I’ve often mentioned that blogging, for all its time-suck-ability, has been the best resource for me as far as a writing circle. Most of my beta readers, whom I adore and are the most helpful giving people ever, have started as blogging buddies. In those scenarios, I’ve gotten to know them pretty well over the course of months, and in some cases years, and developed email relationships that surpass regular blogging relationships (and some of those can be pretty tight, too).
That type of writing relationship works for me because I have a good idea, before work is exchanged, what they’re looking for in a crit and they have a good idea of what type of things I’ll point out... except maybe for Travis, because I couldn’t find a single thing to tell him might need work, and I doubt he knows how rare that is for me.
In my experience, every crit partner offers something a bit different. Some come at it in an overall type of way, giving you a feel for the characters or themes that hit and miss but not necessarily specific lines or places that lose them in the story. Some crit partners will focus on the specifics and let you worry over the larger things. And, like any relationship, you’re not going to get along with every crit partner and not all of them will have a benefit on your work – usually I think this has more to do with personal conflicts than with the actual writing.
I’ve had a few crit partners that I didn’t particularly mesh with, and I think in most scenarios it’s because either the type of writing we’re into aren’t similar enough that we’re any help to each other, or because we don’t work the same way, sensibility wise.
I had one crit partner, a while back, that made a particular impact on me... partially because I should have seen the storm brewing and walked away before I lost my temper, and partially because I still feel like my specific crit wasn’t the problem. I didn’t know this person in the real world, and they weren’t a blogging friend, so we pretty much exchanged some long emails before getting down to the critique work... After the first few exchanges, I started omitting things that I would normally have mentioned – that should have been the red flag. I didn’t want to hurt feelings, and it shouldn’t have been about that.
Like any relationship, the minute you have to omit things to be ‘kind’ is when the honesty breaks down... when the honesty breaks down the tension begins. From my end of things, over the course of many exchanges, I started to get the feeling that this writer felt that I was beneath her. When I commented on grammatical issues, the response I got basically gave me the impression that she had better educated sources to go over that, I was there to look at the overall, and more specifically, to point out mannerisms to flesh out the scumbag characters... okay, so you can see how I felt slightly insulted.
But looking back on this now, I doubt that she understands why I was so insulted.

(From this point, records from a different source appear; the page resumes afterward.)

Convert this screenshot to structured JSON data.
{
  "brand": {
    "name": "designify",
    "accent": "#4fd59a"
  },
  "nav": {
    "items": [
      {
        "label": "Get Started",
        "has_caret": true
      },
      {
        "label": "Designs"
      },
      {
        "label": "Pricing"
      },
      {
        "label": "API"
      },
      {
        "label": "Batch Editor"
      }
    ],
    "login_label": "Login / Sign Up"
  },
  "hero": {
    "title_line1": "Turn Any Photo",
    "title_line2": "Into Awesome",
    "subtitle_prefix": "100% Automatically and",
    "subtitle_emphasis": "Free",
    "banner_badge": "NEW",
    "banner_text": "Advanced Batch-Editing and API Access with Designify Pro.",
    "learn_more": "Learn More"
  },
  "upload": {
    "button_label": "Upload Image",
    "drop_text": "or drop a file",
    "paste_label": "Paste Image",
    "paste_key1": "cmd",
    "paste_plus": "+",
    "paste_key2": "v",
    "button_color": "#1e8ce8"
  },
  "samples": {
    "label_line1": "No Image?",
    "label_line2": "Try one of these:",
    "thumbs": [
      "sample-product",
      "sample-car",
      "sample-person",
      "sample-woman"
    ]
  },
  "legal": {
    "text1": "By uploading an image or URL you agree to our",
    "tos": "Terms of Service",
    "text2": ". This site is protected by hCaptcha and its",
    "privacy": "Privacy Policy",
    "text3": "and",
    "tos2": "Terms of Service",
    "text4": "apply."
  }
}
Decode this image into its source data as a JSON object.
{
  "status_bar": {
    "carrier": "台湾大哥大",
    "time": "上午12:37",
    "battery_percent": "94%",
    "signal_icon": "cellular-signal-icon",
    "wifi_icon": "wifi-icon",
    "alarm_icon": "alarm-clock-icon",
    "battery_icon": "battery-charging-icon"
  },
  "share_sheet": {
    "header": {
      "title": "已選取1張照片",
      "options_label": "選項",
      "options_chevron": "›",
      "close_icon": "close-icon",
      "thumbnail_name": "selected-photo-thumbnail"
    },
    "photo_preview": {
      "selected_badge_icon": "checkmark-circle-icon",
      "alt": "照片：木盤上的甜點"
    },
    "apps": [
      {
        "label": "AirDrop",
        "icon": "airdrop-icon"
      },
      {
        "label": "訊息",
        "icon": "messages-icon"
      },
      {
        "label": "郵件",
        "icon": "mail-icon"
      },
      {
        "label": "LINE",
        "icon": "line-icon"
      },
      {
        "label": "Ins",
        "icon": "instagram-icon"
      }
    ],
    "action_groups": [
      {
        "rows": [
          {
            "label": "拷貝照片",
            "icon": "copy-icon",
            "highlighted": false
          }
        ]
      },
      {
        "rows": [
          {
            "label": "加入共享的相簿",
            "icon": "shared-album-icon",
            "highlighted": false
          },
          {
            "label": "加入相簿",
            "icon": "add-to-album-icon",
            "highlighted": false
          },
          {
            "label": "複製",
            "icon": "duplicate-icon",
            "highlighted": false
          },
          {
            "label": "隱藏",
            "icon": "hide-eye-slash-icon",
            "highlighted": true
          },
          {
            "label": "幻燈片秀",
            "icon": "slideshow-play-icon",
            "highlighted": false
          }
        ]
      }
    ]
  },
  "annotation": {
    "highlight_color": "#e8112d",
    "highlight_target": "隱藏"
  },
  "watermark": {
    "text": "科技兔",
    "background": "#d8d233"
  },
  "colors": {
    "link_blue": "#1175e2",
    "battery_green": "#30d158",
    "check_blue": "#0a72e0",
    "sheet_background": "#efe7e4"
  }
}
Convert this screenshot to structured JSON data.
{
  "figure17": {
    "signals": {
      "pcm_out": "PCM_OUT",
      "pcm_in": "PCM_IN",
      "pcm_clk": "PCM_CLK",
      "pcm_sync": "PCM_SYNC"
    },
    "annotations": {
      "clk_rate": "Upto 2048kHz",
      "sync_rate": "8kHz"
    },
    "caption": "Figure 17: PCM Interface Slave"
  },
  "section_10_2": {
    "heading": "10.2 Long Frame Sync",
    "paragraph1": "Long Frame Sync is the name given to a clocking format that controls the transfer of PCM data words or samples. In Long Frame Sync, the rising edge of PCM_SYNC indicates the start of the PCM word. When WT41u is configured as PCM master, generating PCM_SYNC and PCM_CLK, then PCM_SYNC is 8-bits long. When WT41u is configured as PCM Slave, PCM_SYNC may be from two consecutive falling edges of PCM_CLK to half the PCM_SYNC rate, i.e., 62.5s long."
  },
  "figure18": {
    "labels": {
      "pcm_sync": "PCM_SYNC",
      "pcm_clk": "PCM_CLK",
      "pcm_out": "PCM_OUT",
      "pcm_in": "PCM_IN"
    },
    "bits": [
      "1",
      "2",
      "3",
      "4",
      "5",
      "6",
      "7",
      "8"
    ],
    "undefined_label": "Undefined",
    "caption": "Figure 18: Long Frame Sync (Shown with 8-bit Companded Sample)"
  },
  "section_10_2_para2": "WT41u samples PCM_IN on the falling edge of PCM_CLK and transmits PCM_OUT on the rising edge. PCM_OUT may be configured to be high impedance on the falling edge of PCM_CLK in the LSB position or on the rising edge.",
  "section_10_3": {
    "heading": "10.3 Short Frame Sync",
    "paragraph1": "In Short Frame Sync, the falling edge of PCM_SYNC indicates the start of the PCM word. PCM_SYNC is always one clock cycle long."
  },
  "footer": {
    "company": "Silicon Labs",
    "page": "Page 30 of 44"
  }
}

At the time, I was pretty sure it was intentional... there are still comments ringing in my ears that couldn’t have been meant as anything other than an insult, but in retrospect, some of that was after the relationship had become more than tense.
Like any failed relationship, I think it’s important to learn from it. The writer in question isn’t a bad person or a bad writer – in fact she’s a rather good writer, to be fair. The problem was, we have very different mindsets about writing and about life. Had we bumped into each other in person, or met at a writing conference or something like that, I doubt we would have clicked personally – and that’s okay. Not everyone has to like me... and here we get to the heart of what went wrong.
Honesty. Honesty is essential in critique. It is. It is sometimes painful to hear and you need to approach it with tact, but it’s a waste of time for me to read someone’s pages and not tell them the truth. Honesty means that not only will I give you my honest opinion, but I will not take offense if you find that it doesn’t work for you. Critique isn’t a mandate, it’s an opinion.
So, for me, I’ve taken a valuable lesson into all of my other writing relationships. If I start to feel that I need to sugar coat things or can’t be honest, then I can’t work with you. That doesn’t mean I’m going out of my way to be mean, I’ll phrase things as nicely as possible and I always include things that work, because I think it’s helpful... but still, life is too short to work with people that irritate you (and vice versa) especially for free. It also means knowing that their critique is valid and they will point out what they see, which is not necessarily the thing you’re concerned about... but in the long run you’re getting fresh eyes on the ms. That can see things you might miss... So, I take all crits into consideration... that doesn’t mean I use all of the advice, but I at least give it careful thought.
So how about you guys? Have you ever had a crit relationship not work out? Are there specific things you look for in a crit partner, or specific things you want from a critique? Are there specific things you hate for people to crit (for instance, do you hate it when they’re nitpicky about grammar or tense, or do you hate it when they don’t mention these things?) How do you crit?